Just prior to the label folding, after being bought by major label MCA (which was then swallowed by Geffen/Interscope, leading to the demise), they missed out on signing Kanye West. Bummer. If you want a local parallel, perhaps compare it to the shifting fortunes of Flying Nun, or more recently Kog Transmissions. NZ Musician did an excellent backgrounder on the Kog situation recently.

Thursday, May 06, 2004

Legendary reggae producer Coxsone Dodd dies.

"FOUR days after the City of Kingston honoured him by naming a street for his famous Studio One recording label, Jamaican music pioneer Clement "Sir Coxsone" Dodd died suddenly yesterday.
He apparently suffered a heart attack at his offices at 13 Studio One Boulevard, which, until last Friday's big civic ceremony in honour of Dodd, was Brentford Road. Dodd was 72.
In a statement last night, Opposition leader, Edward Seaga, a contemporary of Dodd in the music business in the 1950s and 1960s, described him as "one of the fathers of Jamaican music". He said that Dodd was "an extraordinary talent". Read more here, here and here.

What time is it?
TV2 repeated the insightful documentary Hiphop NZ on Tuesday night after the Comedy Festival Gala (did you see Benjamin Crellin doing Paul Holmes as Gollum? Brilliant). This doco originally screened last year, and with a NZ Music Month logo tacked on the front gave TV2 the appearance of giving a damn about local music, so good on em. Directed by Sima Urale (King Kapisi's sister), the final word in the show went to DJ DLT, talking about what hiphop means to him;
"Remember, hiphop is the description that a journalist had to sort of encompass a feeling, and put it into a word so that Joe Coffeetable could go there and trip with this journalist. So we gotta be very careful with how we label things.
"Hiphop is about 'what are you thinking now?' - 'Show me!', and let's see if I understand what you're trying to portray - it's life itself".
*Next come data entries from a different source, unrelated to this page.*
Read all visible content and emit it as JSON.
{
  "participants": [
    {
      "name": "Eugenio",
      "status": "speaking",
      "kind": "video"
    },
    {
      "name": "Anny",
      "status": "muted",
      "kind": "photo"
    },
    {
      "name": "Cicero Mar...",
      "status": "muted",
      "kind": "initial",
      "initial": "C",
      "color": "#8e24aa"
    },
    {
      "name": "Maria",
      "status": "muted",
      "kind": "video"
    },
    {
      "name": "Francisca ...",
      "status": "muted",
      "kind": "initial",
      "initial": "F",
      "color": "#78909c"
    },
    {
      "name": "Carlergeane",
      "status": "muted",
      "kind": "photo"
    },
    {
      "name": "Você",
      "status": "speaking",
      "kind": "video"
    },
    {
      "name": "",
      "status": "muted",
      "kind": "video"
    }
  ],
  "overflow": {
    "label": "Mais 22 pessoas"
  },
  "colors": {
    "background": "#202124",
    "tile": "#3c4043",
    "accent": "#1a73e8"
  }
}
School Principal suffers loss of irony, humour bypass.
"The headmaster of Nelson College today called for a boycott of Farmers stores over "man-bashing" products advertised in their Mother's Day catalogue.
Salvi Gargiulo said he had received three letters from people disturbed by slogans such as "Boys are stupid: throw rocks at them" and "Stupid factory: where boys are made" printed on slippers and bags in the catalogue. He said it was time for people to stop finding humour by putting people down. "I think a lot of bashing goes on under the heading of humour, but it's not humorous. If you joke like that you condone it."

A consumer writes...
I've long been a fan of Wrigleys Juicyfruit chewing gum. I bought a packet at the weekend, and it now comes in a new funky, hip packaging. Gone is the distinctive logo, replaced with some 'groovy' typeface, and a note saying "now longer lasting", but it felt like the packet has got smaller.
Then yesterday, I bought an old-style packet of Juicyfruit from a gas station that still had some of the old stock, and what do you know - the old packet weighed 17g and the new, longer lasting packet is 14g - for the same price as the old packet. So this new redesigned labelling comes with a catch - you are getting ripped off. How can gum be longer lasting? That's subjective. I'm never buying Juicyfruit ever again. If you happen to know anyone who works for Wrigleys, can you find out why they are screwing their customers like this? Thank you.

Monday, May 03, 2004

Why Aston Kutcher is a moron
From allhiphop.com... "A prank from the MTV show "Punk'd" has reportedly gone wrong when host Ashton Kutcher and crew attempted to trick Black Eyed Peas into a fake arrest. According to published reports, the BEP entourage began fighting with the shows fake cops after the attempted apprehension within a brothel."
They may be making them cheesy crossover hiphop/pop hits, but damn, don't mess with those Black Eyed Peas.